  • I avoid esitmating work/tasks in hours at the individual level, it tends to be low value and leads to many agile anti-patterns (scrutinizing individual contribution)
  • If your organization has a strong interest in projecting timetables (most organizations fall here, right?)… then story point estimation on a backlog divided into sprint/release is the baseline for enabling a fairly-accurate “when will it be done” date.
    • I favor the fibonacci sequence for estimation assignment… and then after 21, I prefer 30, 50, 100, 500, 1000
    • not sure, scared of a wild idea?.. slap a 1000 on it to say “no fucking clue” and force more time to dig into it as it will blow out your projections until managed
  • using the estimates to drive discussions of whether to pursue something now vs. later can be very helpful (will it delay the release in a way that we can’t handle?)
  • another thing I try to do is mine stories from the last 6 months and lump them into groups of like sized buckets and add it to a wiki page. When the team is SWAG estimating (beginning of a release?) we keep that page up and people will “like comparison” estimate off that list which keeps speed in the process (low cost, high value) and removes some error (you always say 8, but these things are always play out to a 21).
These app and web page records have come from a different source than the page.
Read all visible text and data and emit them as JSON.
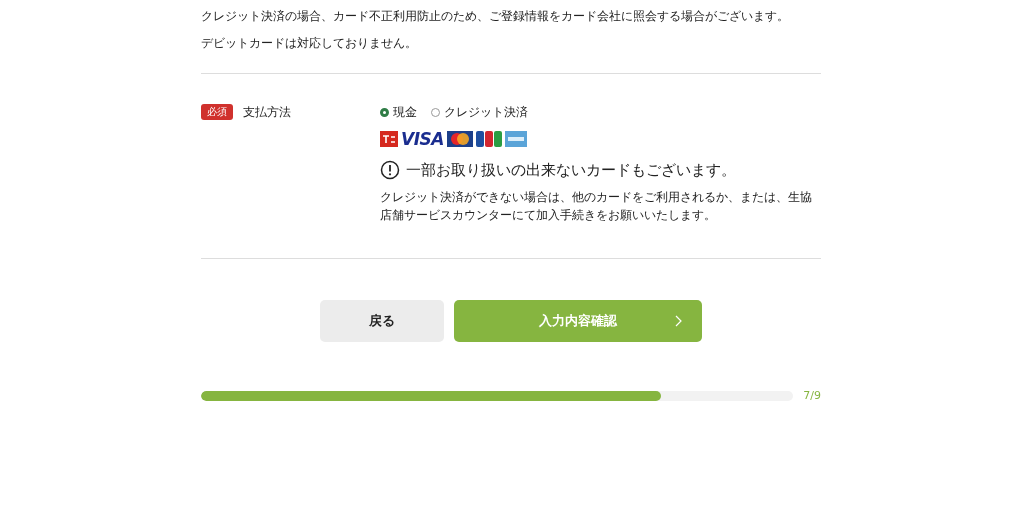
{
  "notes": [
    "クレジット決済の場合、カード不正利用防止のため、ご登録情報をカード会社に照会する場合がございます。",
    "デビットカードは対応しておりません。"
  ],
  "field": {
    "badge": "必須",
    "label": "支払方法",
    "options": [
      {
        "label": "現金",
        "selected": true
      },
      {
        "label": "クレジット決済",
        "selected": false
      }
    ],
    "cards": [
      {
        "kind": "ts3"
      },
      {
        "kind": "visa",
        "text": "VISA"
      },
      {
        "kind": "master"
      },
      {
        "kind": "jcb"
      },
      {
        "kind": "amex"
      }
    ],
    "warning": "一部お取り扱いの出来ないカードもございます。",
    "warning_note": "クレジット決済ができない場合は、他のカードをご利用されるか、または、生協店舗サービスカウンターにて加入手続きをお願いいたします。"
  },
  "buttons": {
    "back": "戻る",
    "next": "入力内容確認"
  },
  "progress": {
    "level": 0.7778,
    "text": "7/9"
  }
}
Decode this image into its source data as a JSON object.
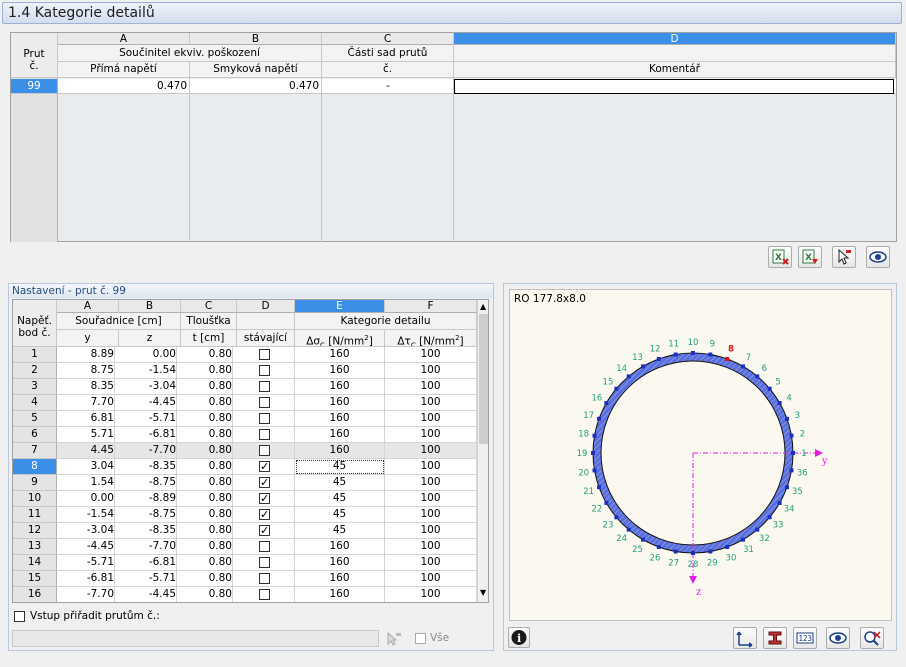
{
  "title": "1.4 Kategorie detailů",
  "top_table": {
    "row_header_label_1": "Prut",
    "row_header_label_2": "č.",
    "columns": [
      {
        "letter": "A",
        "group": "Součinitel ekviv. poškození",
        "sub": "Přímá napětí"
      },
      {
        "letter": "B",
        "group": "",
        "sub": "Smyková napětí"
      },
      {
        "letter": "C",
        "group": "Části sad prutů",
        "sub": "č."
      },
      {
        "letter": "D",
        "group": "",
        "sub": "Komentář"
      }
    ],
    "rows": [
      {
        "member": "99",
        "a": "0.470",
        "b": "0.470",
        "c": "-",
        "d": ""
      }
    ]
  },
  "top_icons": [
    "excel-export-icon",
    "excel-import-icon",
    "pick-member-icon",
    "view-icon"
  ],
  "settings": {
    "header": "Nastavení - prut č. 99",
    "rowhdr_1": "Napěť.",
    "rowhdr_2": "bod č.",
    "columns": {
      "A": "A",
      "B": "B",
      "C": "C",
      "D": "D",
      "E": "E",
      "F": "F",
      "coords_group": "Souřadnice [cm]",
      "y": "y",
      "z": "z",
      "thickness_1": "Tloušťka",
      "thickness_2": "t [cm]",
      "existing": "stávající",
      "detail_group": "Kategorie detailu",
      "dsigma": "Δσ",
      "dsigma_sub": "C",
      "dsigma_unit": " [N/mm",
      "dtau": "Δτ",
      "dtau_sub": "C",
      "dtau_unit": " [N/mm",
      "sq": "2",
      "close": "]"
    },
    "rows": [
      {
        "n": "1",
        "y": "8.89",
        "z": "0.00",
        "t": "0.80",
        "chk": false,
        "ds": "160",
        "dt": "100"
      },
      {
        "n": "2",
        "y": "8.75",
        "z": "-1.54",
        "t": "0.80",
        "chk": false,
        "ds": "160",
        "dt": "100"
      },
      {
        "n": "3",
        "y": "8.35",
        "z": "-3.04",
        "t": "0.80",
        "chk": false,
        "ds": "160",
        "dt": "100"
      },
      {
        "n": "4",
        "y": "7.70",
        "z": "-4.45",
        "t": "0.80",
        "chk": false,
        "ds": "160",
        "dt": "100"
      },
      {
        "n": "5",
        "y": "6.81",
        "z": "-5.71",
        "t": "0.80",
        "chk": false,
        "ds": "160",
        "dt": "100"
      },
      {
        "n": "6",
        "y": "5.71",
        "z": "-6.81",
        "t": "0.80",
        "chk": false,
        "ds": "160",
        "dt": "100"
      },
      {
        "n": "7",
        "y": "4.45",
        "z": "-7.70",
        "t": "0.80",
        "chk": false,
        "ds": "160",
        "dt": "100"
      },
      {
        "n": "8",
        "y": "3.04",
        "z": "-8.35",
        "t": "0.80",
        "chk": true,
        "ds": "45",
        "dt": "100"
      },
      {
        "n": "9",
        "y": "1.54",
        "z": "-8.75",
        "t": "0.80",
        "chk": true,
        "ds": "45",
        "dt": "100"
      },
      {
        "n": "10",
        "y": "0.00",
        "z": "-8.89",
        "t": "0.80",
        "chk": true,
        "ds": "45",
        "dt": "100"
      },
      {
        "n": "11",
        "y": "-1.54",
        "z": "-8.75",
        "t": "0.80",
        "chk": true,
        "ds": "45",
        "dt": "100"
      },
      {
        "n": "12",
        "y": "-3.04",
        "z": "-8.35",
        "t": "0.80",
        "chk": true,
        "ds": "45",
        "dt": "100"
      },
      {
        "n": "13",
        "y": "-4.45",
        "z": "-7.70",
        "t": "0.80",
        "chk": false,
        "ds": "160",
        "dt": "100"
      },
      {
        "n": "14",
        "y": "-5.71",
        "z": "-6.81",
        "t": "0.80",
        "chk": false,
        "ds": "160",
        "dt": "100"
      },
      {
        "n": "15",
        "y": "-6.81",
        "z": "-5.71",
        "t": "0.80",
        "chk": false,
        "ds": "160",
        "dt": "100"
      },
      {
        "n": "16",
        "y": "-7.70",
        "z": "-4.45",
        "t": "0.80",
        "chk": false,
        "ds": "160",
        "dt": "100"
      }
    ],
    "selected_row": "8",
    "assign_label": "Vstup přiřadit prutům č.:",
    "assign_value": "",
    "all_label": "Vše"
  },
  "preview": {
    "section_name": "RO 177.8x8.0",
    "axis_y": "y",
    "axis_z": "z",
    "point_labels": [
      "1",
      "2",
      "3",
      "4",
      "5",
      "6",
      "7",
      "8",
      "9",
      "10",
      "11",
      "12",
      "13",
      "14",
      "15",
      "16",
      "17",
      "18",
      "19",
      "20",
      "21",
      "22",
      "23",
      "24",
      "25",
      "26",
      "27",
      "28",
      "29",
      "30",
      "31",
      "32",
      "33",
      "34",
      "35",
      "36"
    ],
    "selected_point": "8",
    "colors": {
      "ring": "#5a6fdc",
      "point": "#1a2fbf",
      "label": "#1f9e7f",
      "axis": "#e020e0",
      "selected": "#e01010"
    }
  },
  "preview_icons": [
    "info-icon",
    "axes-icon",
    "section-icon",
    "numbering-icon",
    "view-icon",
    "zoom-reset-icon"
  ]
}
BUT, if you are lucky to be working in an environment where almost all work is similar sized (after 6 months of estimating, we’ve learned that almost everything is a 5)… then you could skip estimation and just project based on “units of work”. I’ve only seen that be possible on REALLY stable (resources don’t rotate) and mature (been doing agile for a bit) teams.


Good stuff ^
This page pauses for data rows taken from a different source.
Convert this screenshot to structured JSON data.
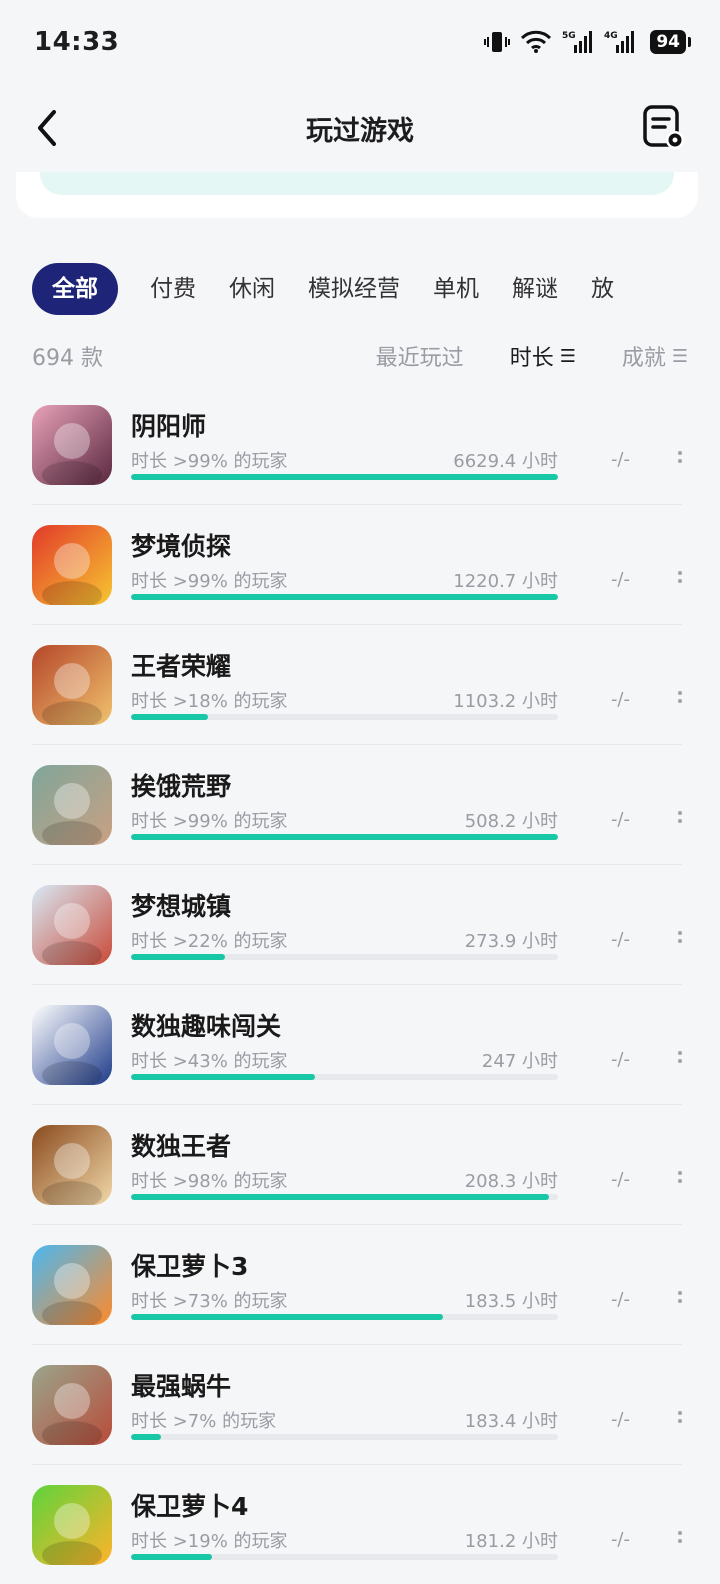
{
  "status": {
    "time": "14:33",
    "battery": "94",
    "signal1": "5G",
    "signal2": "4G"
  },
  "header": {
    "title": "玩过游戏"
  },
  "tabs": [
    "全部",
    "付费",
    "休闲",
    "模拟经营",
    "单机",
    "解谜",
    "放"
  ],
  "summary": {
    "count": "694 款"
  },
  "sorts": [
    {
      "label": "最近玩过",
      "icon": ""
    },
    {
      "label": "时长",
      "icon": "☰"
    },
    {
      "label": "成就",
      "icon": "☰"
    }
  ],
  "games": [
    {
      "name": "阴阳师",
      "rank": "时长 >99% 的玩家",
      "hours": "6629.4 小时",
      "ach": "-/-",
      "percent": 100,
      "icon": "onmyoji-icon",
      "colors": [
        "#e8a2b8",
        "#5a2840"
      ]
    },
    {
      "name": "梦境侦探",
      "rank": "时长 >99% 的玩家",
      "hours": "1220.7 小时",
      "ach": "-/-",
      "percent": 100,
      "icon": "dream-detective-icon",
      "colors": [
        "#e23a2a",
        "#f7c531"
      ]
    },
    {
      "name": "王者荣耀",
      "rank": "时长 >18% 的玩家",
      "hours": "1103.2 小时",
      "ach": "-/-",
      "percent": 18,
      "icon": "honor-of-kings-icon",
      "colors": [
        "#b5462a",
        "#f0c26e"
      ]
    },
    {
      "name": "挨饿荒野",
      "rank": "时长 >99% 的玩家",
      "hours": "508.2 小时",
      "ach": "-/-",
      "percent": 100,
      "icon": "hungry-wild-icon",
      "colors": [
        "#7fa69a",
        "#c9a083"
      ]
    },
    {
      "name": "梦想城镇",
      "rank": "时长 >22% 的玩家",
      "hours": "273.9 小时",
      "ach": "-/-",
      "percent": 22,
      "icon": "dream-town-icon",
      "colors": [
        "#d8e9f5",
        "#c94a38"
      ]
    },
    {
      "name": "数独趣味闯关",
      "rank": "时长 >43% 的玩家",
      "hours": "247 小时",
      "ach": "-/-",
      "percent": 43,
      "icon": "sudoku-fun-icon",
      "colors": [
        "#ffffff",
        "#1e3b8a"
      ]
    },
    {
      "name": "数独王者",
      "rank": "时长 >98% 的玩家",
      "hours": "208.3 小时",
      "ach": "-/-",
      "percent": 98,
      "icon": "sudoku-king-icon",
      "colors": [
        "#8a4b1f",
        "#f1d8a8"
      ]
    },
    {
      "name": "保卫萝卜3",
      "rank": "时长 >73% 的玩家",
      "hours": "183.5 小时",
      "ach": "-/-",
      "percent": 73,
      "icon": "carrot-fantasy-3-icon",
      "colors": [
        "#4ab8f2",
        "#ff8a2a"
      ]
    },
    {
      "name": "最强蜗牛",
      "rank": "时长 >7% 的玩家",
      "hours": "183.4 小时",
      "ach": "-/-",
      "percent": 7,
      "icon": "strongest-snail-icon",
      "colors": [
        "#9aa58c",
        "#b84c3a"
      ]
    },
    {
      "name": "保卫萝卜4",
      "rank": "时长 >19% 的玩家",
      "hours": "181.2 小时",
      "ach": "-/-",
      "percent": 19,
      "icon": "carrot-fantasy-4-icon",
      "colors": [
        "#5ed43c",
        "#ffb32a"
      ]
    }
  ]
}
possible on REALLY stable [teams]

My world view was dramatically expanded when I started to dive into to Heidi Helfand’ Dynamic Reteaming work…

Stable Teams were always a goal of mine. No longer. “Change happens, why not get good at it”

A high level of maturity might be a prerequisite… not sure yet.


A) empowering a team means to make them responsible for what they are doing, not just to be nice to them
B) incomplete stories violate my understanding from having a shipable increment of a product, which must be a superior objective of every agile approach (otherwise it is chaos)
C) an increment (Sprint) is done if it fulfills a certain understanding of “done”, and not because the time is up
D) teams can flag impediments and are committed to adapt their work in progress (they pull tasks!) according to their possibilities
E) if a team misses to deliver they must continue or discard the delivery (I always prefer to continue)
F) teams must feel bad about misses, learn from them, and improve, so it is not going to happen anymore (get back to A))

Making this understanding transparent to a team and being strict in execution resulted in superb results with teams I have been working so far. The teams become extremely happy about having a full functionality deliverable at the end of each iteration. They can decide on themselves how they get there. And they have the chance to learn and improve. This gives purpose, autonomy, and mastery to them, which are the main drivers for the motivation (see Daniel Pink: Drive).

All the rest helps to be nice and have a good relation with your team, which is important to you, but not a core driver.

Incomplete Sprints - what to do?